**Extracted information**:
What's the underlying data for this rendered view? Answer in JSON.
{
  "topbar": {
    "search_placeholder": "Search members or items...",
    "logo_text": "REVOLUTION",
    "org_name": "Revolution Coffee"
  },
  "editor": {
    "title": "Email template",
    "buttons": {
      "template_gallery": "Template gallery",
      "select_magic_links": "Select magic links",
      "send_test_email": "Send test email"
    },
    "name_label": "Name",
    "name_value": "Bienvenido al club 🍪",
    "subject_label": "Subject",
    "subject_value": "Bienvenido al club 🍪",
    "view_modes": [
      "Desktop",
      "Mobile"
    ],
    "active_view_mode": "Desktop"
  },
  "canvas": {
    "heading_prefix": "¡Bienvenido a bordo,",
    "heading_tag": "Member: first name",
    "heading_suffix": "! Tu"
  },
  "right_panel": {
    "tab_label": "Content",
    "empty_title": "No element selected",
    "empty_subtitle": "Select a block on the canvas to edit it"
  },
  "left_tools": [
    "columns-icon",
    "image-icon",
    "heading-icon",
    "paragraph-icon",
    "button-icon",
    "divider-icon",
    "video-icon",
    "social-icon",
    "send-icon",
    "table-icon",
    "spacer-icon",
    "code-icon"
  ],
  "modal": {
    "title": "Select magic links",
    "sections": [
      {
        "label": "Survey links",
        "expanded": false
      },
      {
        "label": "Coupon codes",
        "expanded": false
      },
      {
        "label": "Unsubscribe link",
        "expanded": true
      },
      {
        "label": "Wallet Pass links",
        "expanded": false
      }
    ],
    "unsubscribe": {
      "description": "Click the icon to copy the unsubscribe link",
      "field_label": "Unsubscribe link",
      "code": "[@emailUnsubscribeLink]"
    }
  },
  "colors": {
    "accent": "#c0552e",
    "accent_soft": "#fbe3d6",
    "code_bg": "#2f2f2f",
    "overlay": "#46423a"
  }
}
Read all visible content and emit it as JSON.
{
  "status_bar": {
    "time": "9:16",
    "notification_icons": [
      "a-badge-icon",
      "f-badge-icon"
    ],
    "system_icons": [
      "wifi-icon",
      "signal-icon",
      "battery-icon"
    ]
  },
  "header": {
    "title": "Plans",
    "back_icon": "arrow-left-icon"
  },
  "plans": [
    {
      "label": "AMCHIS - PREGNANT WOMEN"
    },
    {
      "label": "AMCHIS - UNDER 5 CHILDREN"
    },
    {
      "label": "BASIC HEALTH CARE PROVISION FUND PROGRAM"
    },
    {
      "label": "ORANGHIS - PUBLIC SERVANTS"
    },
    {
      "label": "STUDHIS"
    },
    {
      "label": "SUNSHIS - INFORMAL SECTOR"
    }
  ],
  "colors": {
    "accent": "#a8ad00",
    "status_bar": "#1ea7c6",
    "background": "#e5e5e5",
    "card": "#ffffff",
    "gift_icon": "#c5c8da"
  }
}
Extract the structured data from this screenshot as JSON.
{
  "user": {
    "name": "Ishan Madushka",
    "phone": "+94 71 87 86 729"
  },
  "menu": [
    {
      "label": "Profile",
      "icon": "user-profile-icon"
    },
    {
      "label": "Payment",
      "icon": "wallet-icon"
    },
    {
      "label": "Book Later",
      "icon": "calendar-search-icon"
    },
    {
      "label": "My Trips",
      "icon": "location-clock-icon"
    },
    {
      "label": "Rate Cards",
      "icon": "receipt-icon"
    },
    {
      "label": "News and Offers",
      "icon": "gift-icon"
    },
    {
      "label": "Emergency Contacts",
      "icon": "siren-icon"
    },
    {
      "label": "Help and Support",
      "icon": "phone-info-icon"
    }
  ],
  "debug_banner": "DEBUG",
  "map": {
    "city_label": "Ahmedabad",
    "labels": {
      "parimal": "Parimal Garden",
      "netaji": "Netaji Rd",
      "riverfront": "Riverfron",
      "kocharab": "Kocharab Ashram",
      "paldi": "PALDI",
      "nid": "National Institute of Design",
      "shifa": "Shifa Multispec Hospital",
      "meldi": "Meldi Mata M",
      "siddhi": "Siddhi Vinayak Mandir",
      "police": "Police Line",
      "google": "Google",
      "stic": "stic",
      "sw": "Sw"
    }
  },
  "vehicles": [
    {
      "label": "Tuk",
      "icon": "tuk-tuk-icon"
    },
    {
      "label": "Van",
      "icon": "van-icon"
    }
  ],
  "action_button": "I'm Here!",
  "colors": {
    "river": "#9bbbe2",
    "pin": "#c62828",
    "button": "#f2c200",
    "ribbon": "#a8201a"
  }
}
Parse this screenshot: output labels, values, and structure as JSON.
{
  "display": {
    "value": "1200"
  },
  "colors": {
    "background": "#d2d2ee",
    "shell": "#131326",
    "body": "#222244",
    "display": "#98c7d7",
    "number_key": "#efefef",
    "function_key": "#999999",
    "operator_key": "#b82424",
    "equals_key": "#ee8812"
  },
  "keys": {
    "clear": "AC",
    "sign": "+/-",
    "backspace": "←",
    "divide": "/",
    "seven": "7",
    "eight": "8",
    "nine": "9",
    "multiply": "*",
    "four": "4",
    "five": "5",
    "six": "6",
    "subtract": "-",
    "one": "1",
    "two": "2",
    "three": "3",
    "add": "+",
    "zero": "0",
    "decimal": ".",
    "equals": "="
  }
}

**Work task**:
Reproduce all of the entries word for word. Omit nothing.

**Task output**:
What's the underlying data for this rendered view? Answer in JSON.
{
  "topbar": {
    "search_placeholder": "Search members or items...",
    "logo_text": "REVOLUTION",
    "org_name": "Revolution Coffee"
  },
  "editor": {
    "title": "Email template",
    "buttons": {
      "template_gallery": "Template gallery",
      "select_magic_links": "Select magic links",
      "send_test_email": "Send test email"
    },
    "name_label": "Name",
    "name_value": "Bienvenido al club 🍪",
    "subject_label": "Subject",
    "subject_value": "Bienvenido al club 🍪",
    "view_modes": [
      "Desktop",
      "Mobile"
    ],
    "active_view_mode": "Desktop"
  },
  "canvas": {
    "heading_prefix": "¡Bienvenido a bordo,",
    "heading_tag": "Member: first name",
    "heading_suffix": "! Tu"
  },
  "right_panel": {
    "tab_label": "Content",
    "empty_title": "No element selected",
    "empty_subtitle": "Select a block on the canvas to edit it"
  },
  "left_tools": [
    "columns-icon",
    "image-icon",
    "heading-icon",
    "paragraph-icon",
    "button-icon",
    "divider-icon",
    "video-icon",
    "social-icon",
    "send-icon",
    "table-icon",
    "spacer-icon",
    "code-icon"
  ],
  "modal": {
    "title": "Select magic links",
    "sections": [
      {
        "label": "Survey links",
        "expanded": false
      },
      {
        "label": "Coupon codes",
        "expanded": false
      },
      {
        "label": "Unsubscribe link",
        "expanded": true
      },
      {
        "label": "Wallet Pass links",
        "expanded": false
      }
    ],
    "unsubscribe": {
      "description": "Click the icon to copy the unsubscribe link",
      "field_label": "Unsubscribe link",
      "code": "[@emailUnsubscribeLink]"
    }
  },
  "colors": {
    "accent": "#c0552e",
    "accent_soft": "#fbe3d6",
    "code_bg": "#2f2f2f",
    "overlay": "#46423a"
  }
}
Read all visible content and emit it as JSON.
{
  "status_bar": {
    "time": "9:16",
    "notification_icons": [
      "a-badge-icon",
      "f-badge-icon"
    ],
    "system_icons": [
      "wifi-icon",
      "signal-icon",
      "battery-icon"
    ]
  },
  "header": {
    "title": "Plans",
    "back_icon": "arrow-left-icon"
  },
  "plans": [
    {
      "label": "AMCHIS - PREGNANT WOMEN"
    },
    {
      "label": "AMCHIS - UNDER 5 CHILDREN"
    },
    {
      "label": "BASIC HEALTH CARE PROVISION FUND PROGRAM"
    },
    {
      "label": "ORANGHIS - PUBLIC SERVANTS"
    },
    {
      "label": "STUDHIS"
    },
    {
      "label": "SUNSHIS - INFORMAL SECTOR"
    }
  ],
  "colors": {
    "accent": "#a8ad00",
    "status_bar": "#1ea7c6",
    "background": "#e5e5e5",
    "card": "#ffffff",
    "gift_icon": "#c5c8da"
  }
}
Extract the structured data from this screenshot as JSON.
{
  "user": {
    "name": "Ishan Madushka",
    "phone": "+94 71 87 86 729"
  },
  "menu": [
    {
      "label": "Profile",
      "icon": "user-profile-icon"
    },
    {
      "label": "Payment",
      "icon": "wallet-icon"
    },
    {
      "label": "Book Later",
      "icon": "calendar-search-icon"
    },
    {
      "label": "My Trips",
      "icon": "location-clock-icon"
    },
    {
      "label": "Rate Cards",
      "icon": "receipt-icon"
    },
    {
      "label": "News and Offers",
      "icon": "gift-icon"
    },
    {
      "label": "Emergency Contacts",
      "icon": "siren-icon"
    },
    {
      "label": "Help and Support",
      "icon": "phone-info-icon"
    }
  ],
  "debug_banner": "DEBUG",
  "map": {
    "city_label": "Ahmedabad",
    "labels": {
      "parimal": "Parimal Garden",
      "netaji": "Netaji Rd",
      "riverfront": "Riverfron",
      "kocharab": "Kocharab Ashram",
      "paldi": "PALDI",
      "nid": "National Institute of Design",
      "shifa": "Shifa Multispec Hospital",
      "meldi": "Meldi Mata M",
      "siddhi": "Siddhi Vinayak Mandir",
      "police": "Police Line",
      "google": "Google",
      "stic": "stic",
      "sw": "Sw"
    }
  },
  "vehicles": [
    {
      "label": "Tuk",
      "icon": "tuk-tuk-icon"
    },
    {
      "label": "Van",
      "icon": "van-icon"
    }
  ],
  "action_button": "I'm Here!",
  "colors": {
    "river": "#9bbbe2",
    "pin": "#c62828",
    "button": "#f2c200",
    "ribbon": "#a8201a"
  }
}
Parse this screenshot: output labels, values, and structure as JSON.
{
  "display": {
    "value": "1200"
  },
  "colors": {
    "background": "#d2d2ee",
    "shell": "#131326",
    "body": "#222244",
    "display": "#98c7d7",
    "number_key": "#efefef",
    "function_key": "#999999",
    "operator_key": "#b82424",
    "equals_key": "#ee8812"
  },
  "keys": {
    "clear": "AC",
    "sign": "+/-",
    "backspace": "←",
    "divide": "/",
    "seven": "7",
    "eight": "8",
    "nine": "9",
    "multiply": "*",
    "four": "4",
    "five": "5",
    "six": "6",
    "subtract": "-",
    "one": "1",
    "two": "2",
    "three": "3",
    "add": "+",
    "zero": "0",
    "decimal": ".",
    "equals": "="
  }
}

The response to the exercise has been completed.